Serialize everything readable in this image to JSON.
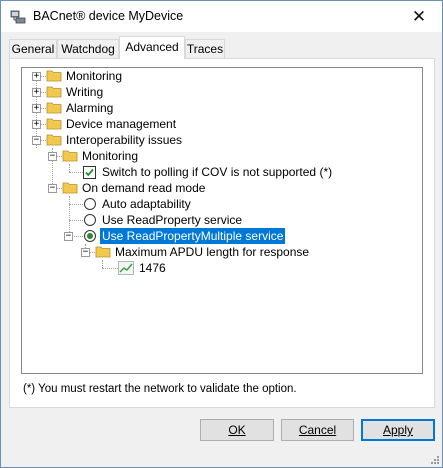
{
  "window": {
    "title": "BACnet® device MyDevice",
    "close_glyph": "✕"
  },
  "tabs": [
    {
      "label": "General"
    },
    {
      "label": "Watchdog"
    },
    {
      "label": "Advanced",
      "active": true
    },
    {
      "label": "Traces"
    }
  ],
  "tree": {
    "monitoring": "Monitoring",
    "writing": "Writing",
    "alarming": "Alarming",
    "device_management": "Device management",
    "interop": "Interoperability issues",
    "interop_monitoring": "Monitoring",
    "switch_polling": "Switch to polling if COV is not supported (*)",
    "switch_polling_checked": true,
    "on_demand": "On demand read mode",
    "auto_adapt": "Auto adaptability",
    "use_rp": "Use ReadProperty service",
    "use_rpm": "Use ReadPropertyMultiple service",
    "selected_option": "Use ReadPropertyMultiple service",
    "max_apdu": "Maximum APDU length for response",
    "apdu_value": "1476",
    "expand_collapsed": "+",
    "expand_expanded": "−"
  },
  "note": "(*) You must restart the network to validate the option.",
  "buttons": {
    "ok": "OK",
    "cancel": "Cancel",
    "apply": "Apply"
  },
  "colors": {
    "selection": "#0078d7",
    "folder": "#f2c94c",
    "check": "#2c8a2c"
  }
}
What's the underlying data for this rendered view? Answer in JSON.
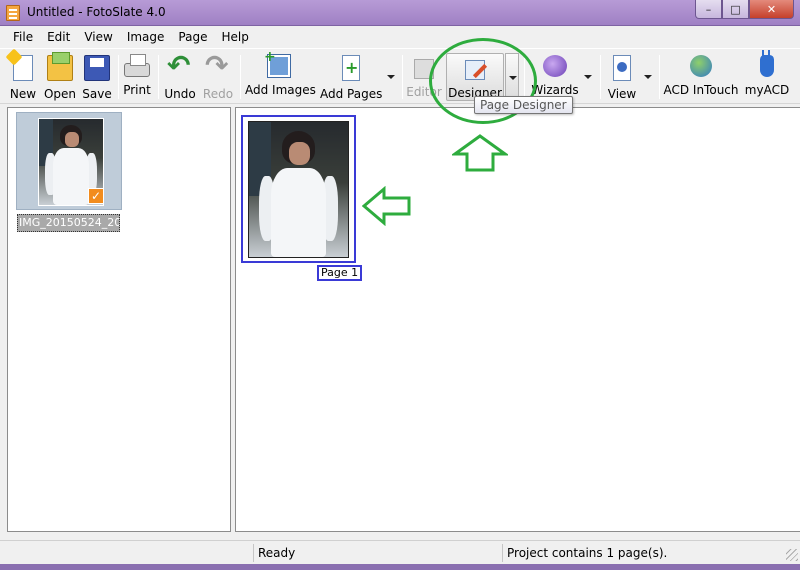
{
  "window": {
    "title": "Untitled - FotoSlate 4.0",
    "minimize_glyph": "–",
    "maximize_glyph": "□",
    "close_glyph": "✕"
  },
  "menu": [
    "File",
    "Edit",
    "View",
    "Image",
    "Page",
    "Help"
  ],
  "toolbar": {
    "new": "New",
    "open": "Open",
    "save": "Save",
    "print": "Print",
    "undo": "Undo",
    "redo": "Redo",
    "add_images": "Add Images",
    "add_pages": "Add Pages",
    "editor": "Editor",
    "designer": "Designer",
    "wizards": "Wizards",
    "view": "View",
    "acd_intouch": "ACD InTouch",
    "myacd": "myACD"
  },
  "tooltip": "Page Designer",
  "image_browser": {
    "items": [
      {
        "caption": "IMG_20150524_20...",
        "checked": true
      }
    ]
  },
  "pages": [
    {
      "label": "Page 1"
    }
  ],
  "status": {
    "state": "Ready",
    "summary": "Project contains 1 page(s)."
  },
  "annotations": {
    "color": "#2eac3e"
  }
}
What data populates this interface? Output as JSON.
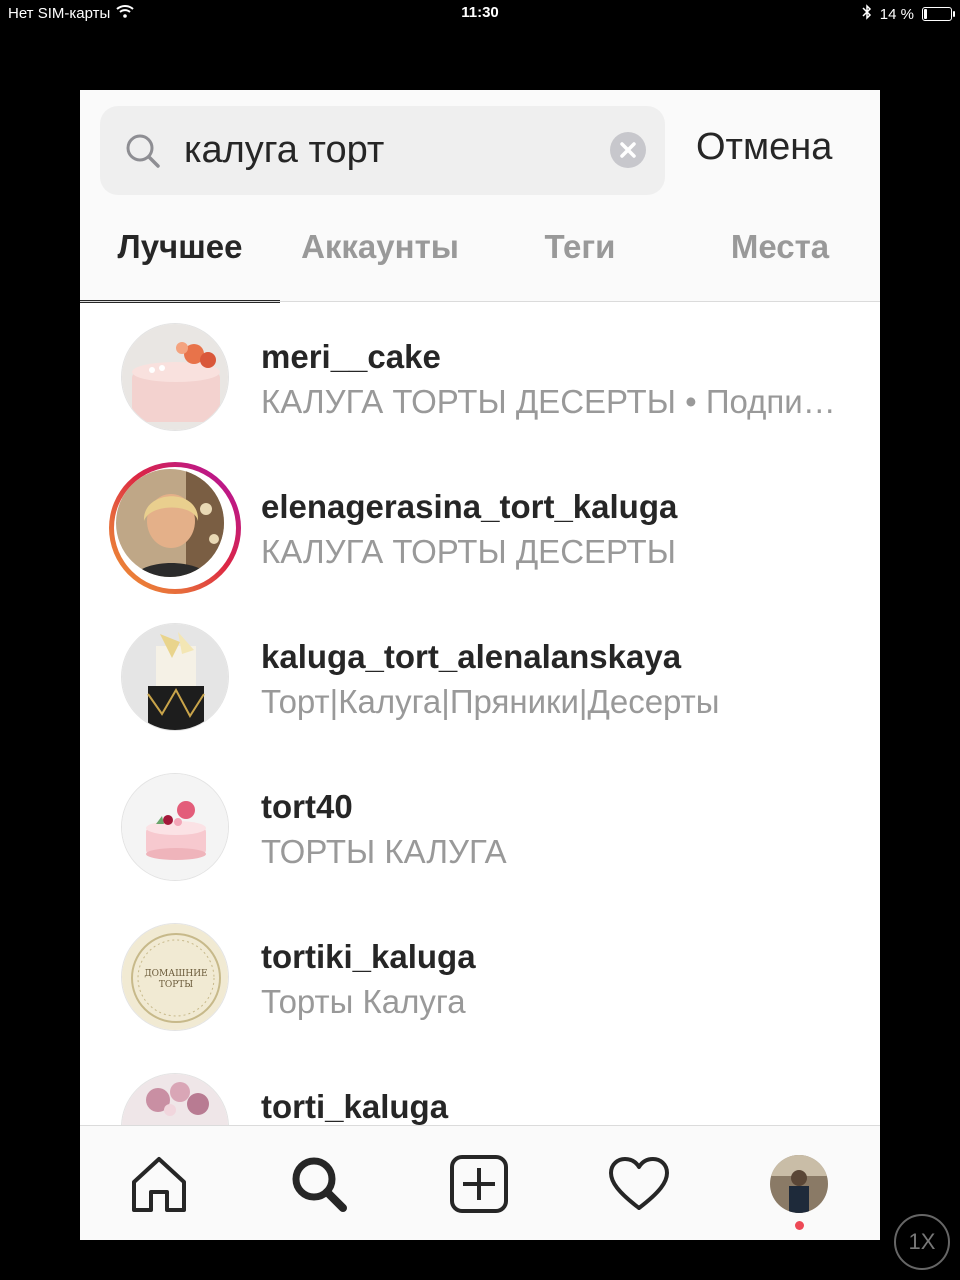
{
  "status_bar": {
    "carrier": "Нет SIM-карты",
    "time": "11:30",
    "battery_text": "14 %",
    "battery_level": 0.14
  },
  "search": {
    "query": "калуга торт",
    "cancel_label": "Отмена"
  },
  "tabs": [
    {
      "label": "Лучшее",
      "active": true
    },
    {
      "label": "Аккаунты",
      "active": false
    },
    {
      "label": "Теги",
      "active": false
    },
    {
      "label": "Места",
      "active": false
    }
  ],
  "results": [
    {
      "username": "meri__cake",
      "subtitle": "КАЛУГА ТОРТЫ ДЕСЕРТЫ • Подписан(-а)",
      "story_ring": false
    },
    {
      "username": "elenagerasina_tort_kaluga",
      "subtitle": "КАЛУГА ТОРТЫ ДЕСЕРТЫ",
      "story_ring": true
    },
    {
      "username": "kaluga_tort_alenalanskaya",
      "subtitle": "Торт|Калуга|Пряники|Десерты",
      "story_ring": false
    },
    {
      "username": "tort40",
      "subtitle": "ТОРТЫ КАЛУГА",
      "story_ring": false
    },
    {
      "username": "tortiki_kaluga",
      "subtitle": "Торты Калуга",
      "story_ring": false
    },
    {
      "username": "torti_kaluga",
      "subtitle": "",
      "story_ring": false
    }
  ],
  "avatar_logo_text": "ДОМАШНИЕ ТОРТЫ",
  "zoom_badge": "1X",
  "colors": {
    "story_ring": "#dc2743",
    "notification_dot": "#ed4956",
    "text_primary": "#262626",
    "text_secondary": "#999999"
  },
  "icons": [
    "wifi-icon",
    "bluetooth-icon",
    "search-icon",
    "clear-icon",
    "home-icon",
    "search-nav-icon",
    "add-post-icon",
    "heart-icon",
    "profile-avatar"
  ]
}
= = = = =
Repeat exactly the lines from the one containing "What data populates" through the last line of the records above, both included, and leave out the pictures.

Response
What data populates this interface? Output as JSON.
{
  "status_bar": {
    "carrier": "Нет SIM-карты",
    "time": "11:30",
    "battery_text": "14 %",
    "battery_level": 0.14
  },
  "search": {
    "query": "калуга торт",
    "cancel_label": "Отмена"
  },
  "tabs": [
    {
      "label": "Лучшее",
      "active": true
    },
    {
      "label": "Аккаунты",
      "active": false
    },
    {
      "label": "Теги",
      "active": false
    },
    {
      "label": "Места",
      "active": false
    }
  ],
  "results": [
    {
      "username": "meri__cake",
      "subtitle": "КАЛУГА ТОРТЫ ДЕСЕРТЫ • Подписан(-а)",
      "story_ring": false
    },
    {
      "username": "elenagerasina_tort_kaluga",
      "subtitle": "КАЛУГА ТОРТЫ ДЕСЕРТЫ",
      "story_ring": true
    },
    {
      "username": "kaluga_tort_alenalanskaya",
      "subtitle": "Торт|Калуга|Пряники|Десерты",
      "story_ring": false
    },
    {
      "username": "tort40",
      "subtitle": "ТОРТЫ КАЛУГА",
      "story_ring": false
    },
    {
      "username": "tortiki_kaluga",
      "subtitle": "Торты Калуга",
      "story_ring": false
    },
    {
      "username": "torti_kaluga",
      "subtitle": "",
      "story_ring": false
    }
  ],
  "avatar_logo_text": "ДОМАШНИЕ ТОРТЫ",
  "zoom_badge": "1X",
  "colors": {
    "story_ring": "#dc2743",
    "notification_dot": "#ed4956",
    "text_primary": "#262626",
    "text_secondary": "#999999"
  },
  "icons": [
    "wifi-icon",
    "bluetooth-icon",
    "search-icon",
    "clear-icon",
    "home-icon",
    "search-nav-icon",
    "add-post-icon",
    "heart-icon",
    "profile-avatar"
  ]
}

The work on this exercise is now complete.